(When questioned about the use of peel ply on everything, John responded with the following justification.)

Resin starvation has nothing to do with peel plying. It has everything to do with laminating expertise in preparation, execution, inspection and standards that are set. With normal wet layups, you can never get glass to resin ratios close to those possible with competent vacuuming of wet layups and you are very hard pressed to get close the figures which routinely emerge from pressure/ prepreg/ oven curing.
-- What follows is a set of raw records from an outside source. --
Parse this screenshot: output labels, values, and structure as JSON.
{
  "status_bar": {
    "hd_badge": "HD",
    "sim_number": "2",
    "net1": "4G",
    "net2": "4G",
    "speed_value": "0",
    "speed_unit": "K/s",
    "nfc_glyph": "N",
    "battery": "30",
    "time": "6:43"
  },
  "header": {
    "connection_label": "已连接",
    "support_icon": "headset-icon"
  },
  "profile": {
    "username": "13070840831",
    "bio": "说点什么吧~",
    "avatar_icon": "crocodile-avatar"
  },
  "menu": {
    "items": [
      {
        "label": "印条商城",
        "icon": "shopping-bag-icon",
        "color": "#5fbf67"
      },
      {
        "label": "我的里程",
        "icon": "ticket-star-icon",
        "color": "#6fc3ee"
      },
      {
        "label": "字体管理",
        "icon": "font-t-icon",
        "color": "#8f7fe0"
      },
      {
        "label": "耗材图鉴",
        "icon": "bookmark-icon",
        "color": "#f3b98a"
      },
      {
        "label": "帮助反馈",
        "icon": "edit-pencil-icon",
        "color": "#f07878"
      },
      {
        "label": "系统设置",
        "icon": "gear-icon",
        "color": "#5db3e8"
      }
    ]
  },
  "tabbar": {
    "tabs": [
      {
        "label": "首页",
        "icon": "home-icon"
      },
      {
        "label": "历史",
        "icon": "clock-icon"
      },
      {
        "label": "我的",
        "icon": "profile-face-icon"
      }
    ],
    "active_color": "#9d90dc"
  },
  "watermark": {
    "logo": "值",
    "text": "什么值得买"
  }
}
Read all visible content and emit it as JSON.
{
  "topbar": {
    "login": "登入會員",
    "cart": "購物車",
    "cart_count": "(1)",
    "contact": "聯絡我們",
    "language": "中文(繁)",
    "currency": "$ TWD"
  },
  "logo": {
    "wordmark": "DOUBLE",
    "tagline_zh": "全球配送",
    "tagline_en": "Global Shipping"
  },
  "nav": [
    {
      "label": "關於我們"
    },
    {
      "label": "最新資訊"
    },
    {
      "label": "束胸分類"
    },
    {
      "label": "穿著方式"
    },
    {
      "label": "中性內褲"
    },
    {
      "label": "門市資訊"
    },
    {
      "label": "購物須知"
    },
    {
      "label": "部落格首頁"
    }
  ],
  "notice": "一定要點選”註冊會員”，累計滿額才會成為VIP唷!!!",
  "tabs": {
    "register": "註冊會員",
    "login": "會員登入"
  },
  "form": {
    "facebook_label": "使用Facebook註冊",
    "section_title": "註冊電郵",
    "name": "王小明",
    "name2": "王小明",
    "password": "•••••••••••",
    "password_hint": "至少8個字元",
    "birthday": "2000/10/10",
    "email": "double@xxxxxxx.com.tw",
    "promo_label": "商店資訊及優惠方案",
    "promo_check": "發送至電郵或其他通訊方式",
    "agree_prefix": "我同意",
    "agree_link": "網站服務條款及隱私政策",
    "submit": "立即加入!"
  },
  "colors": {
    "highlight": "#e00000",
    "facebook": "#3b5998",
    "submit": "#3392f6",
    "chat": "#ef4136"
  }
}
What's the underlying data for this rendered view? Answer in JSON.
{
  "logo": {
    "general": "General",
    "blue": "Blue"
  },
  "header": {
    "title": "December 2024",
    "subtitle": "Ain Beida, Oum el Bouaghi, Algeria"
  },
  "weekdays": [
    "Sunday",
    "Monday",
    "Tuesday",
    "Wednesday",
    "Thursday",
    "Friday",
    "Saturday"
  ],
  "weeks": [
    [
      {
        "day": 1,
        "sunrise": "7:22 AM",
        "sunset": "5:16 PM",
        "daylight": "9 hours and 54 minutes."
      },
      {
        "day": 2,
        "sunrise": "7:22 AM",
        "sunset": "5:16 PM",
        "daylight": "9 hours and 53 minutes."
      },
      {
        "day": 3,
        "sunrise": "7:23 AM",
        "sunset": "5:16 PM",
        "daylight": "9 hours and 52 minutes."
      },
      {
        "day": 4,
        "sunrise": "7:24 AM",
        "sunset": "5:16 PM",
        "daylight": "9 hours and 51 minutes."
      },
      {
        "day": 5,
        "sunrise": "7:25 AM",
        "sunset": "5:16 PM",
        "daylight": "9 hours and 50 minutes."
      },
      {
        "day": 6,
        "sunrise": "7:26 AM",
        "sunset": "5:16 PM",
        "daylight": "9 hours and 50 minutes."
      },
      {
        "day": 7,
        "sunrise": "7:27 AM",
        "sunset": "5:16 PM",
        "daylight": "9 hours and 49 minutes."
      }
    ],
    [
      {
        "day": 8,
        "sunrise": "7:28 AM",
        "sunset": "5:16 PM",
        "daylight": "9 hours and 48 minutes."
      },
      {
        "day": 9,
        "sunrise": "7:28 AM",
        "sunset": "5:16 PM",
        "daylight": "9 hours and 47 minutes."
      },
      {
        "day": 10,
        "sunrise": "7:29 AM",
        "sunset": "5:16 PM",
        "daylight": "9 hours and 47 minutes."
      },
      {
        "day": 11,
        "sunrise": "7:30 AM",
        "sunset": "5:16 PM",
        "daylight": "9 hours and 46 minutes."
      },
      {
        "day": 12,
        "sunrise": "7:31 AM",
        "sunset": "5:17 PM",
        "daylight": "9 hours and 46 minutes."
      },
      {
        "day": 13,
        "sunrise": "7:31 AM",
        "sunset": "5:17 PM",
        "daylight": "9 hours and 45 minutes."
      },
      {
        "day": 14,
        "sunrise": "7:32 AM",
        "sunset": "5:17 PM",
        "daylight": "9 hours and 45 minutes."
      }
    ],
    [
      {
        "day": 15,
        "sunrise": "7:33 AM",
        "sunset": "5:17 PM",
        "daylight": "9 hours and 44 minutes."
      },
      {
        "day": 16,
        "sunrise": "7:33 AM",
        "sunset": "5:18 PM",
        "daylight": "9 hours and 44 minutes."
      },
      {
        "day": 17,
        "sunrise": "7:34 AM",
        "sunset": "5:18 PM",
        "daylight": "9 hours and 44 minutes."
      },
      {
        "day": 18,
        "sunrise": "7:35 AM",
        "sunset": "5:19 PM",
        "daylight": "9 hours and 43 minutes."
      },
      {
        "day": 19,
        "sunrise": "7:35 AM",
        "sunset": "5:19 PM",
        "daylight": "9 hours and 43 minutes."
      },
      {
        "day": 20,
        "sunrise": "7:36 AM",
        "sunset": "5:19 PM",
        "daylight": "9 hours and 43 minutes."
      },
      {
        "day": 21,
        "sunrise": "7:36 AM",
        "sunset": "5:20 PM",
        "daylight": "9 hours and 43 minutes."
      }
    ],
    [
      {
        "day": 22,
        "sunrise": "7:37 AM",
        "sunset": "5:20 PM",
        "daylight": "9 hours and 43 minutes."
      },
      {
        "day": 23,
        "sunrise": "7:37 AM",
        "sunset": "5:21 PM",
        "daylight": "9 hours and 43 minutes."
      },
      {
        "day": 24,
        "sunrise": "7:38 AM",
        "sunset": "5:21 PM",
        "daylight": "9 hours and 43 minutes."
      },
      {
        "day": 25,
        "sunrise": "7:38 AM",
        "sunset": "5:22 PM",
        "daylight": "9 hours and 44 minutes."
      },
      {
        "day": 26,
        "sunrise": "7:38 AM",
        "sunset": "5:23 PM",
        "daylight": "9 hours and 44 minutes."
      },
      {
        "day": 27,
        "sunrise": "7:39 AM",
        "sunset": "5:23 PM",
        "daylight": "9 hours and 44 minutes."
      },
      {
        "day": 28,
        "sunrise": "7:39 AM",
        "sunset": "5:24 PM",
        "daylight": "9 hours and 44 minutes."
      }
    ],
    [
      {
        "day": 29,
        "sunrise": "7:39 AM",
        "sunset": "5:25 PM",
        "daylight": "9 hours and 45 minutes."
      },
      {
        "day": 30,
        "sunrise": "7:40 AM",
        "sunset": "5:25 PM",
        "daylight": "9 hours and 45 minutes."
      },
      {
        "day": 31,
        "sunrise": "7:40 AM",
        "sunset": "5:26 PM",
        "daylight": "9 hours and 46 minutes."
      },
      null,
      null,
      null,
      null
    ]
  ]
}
When you wet layup glass and then squeegee too much, your little bumps of glass compress down under the blade of the squeegee, and then spring back up again, sucking in air. If you do the same thing with a peel ply, the site is sealed and air re entrapment is much less likely, particularly if you start with a slightly resin rich layup. The peel ply stays down, consolidates the layup and smoothes the surface. With peel ply you will do better than wet layups - but that is only part of the process- the wing ain't finished 'till its finished!

Don't take my word for it, do the following experiment.

Get two sheets of alloy, wax/pva them, and do a layup of 3 BID 8"x8". Peel ply one with white (no perforated) Dacron fabric and make sure the temperature is at least in the middle of the recommended working temperature range. Squeegee it until you can no longer see a ridge form when you wipe it across the peel ply surface. You will know when you get too lean and the excess can be worked back into any areas where you overdo it. Push the resin off in all directions. Do an equivalent layup following the conventional "wisdom". Let them both cure. Cut a 6"x6" square from each and weigh them.

Next sand them until they are both completely white and time the process. Then perform the finishing process through to the top coat, timing each operation. Weigh them again and then decide which is the smart way to proceed.

Here are additional reasons why you should use Peel Ply.

1. It enables a much leaner layup i.e. much more resin can be removed without pulling air into the laminate. The layup is therefore lighter.

2. It forces the fibers to lie flatter. This improves the mechanical performance (less kinking is better).

3. By consolidating the fiber bundles and reducing the peaks and troughs, much less filler is required and far less sanding (read fiber damage) is needed before subsequent layups and finishing.

4. If and when you need to sand, the surface is much easier to sand to the state required ie a uniform scratched surface rather than trying to sand down into the troughs

5. Sanding of "natural weave will knock the peaks off first which will result in much deeper bundle damage than if the fibers were all collinear. ( so much so that smart designers make allowances for up to half to the top skin to be removed in the sanding process. Unfortunately other designers do not)

6. It helps support vertical tapes if they are laid up on peel ply first and then carried to the job.

For the reasons stated above, the layup is not heavier, it is stronger and will remain so after the finishing process.

Peel plying can be considered the poor man's vacuum bagging.

You can order a printed copy of Q-talk #89 by using the Q-talk Back Issue Order Page.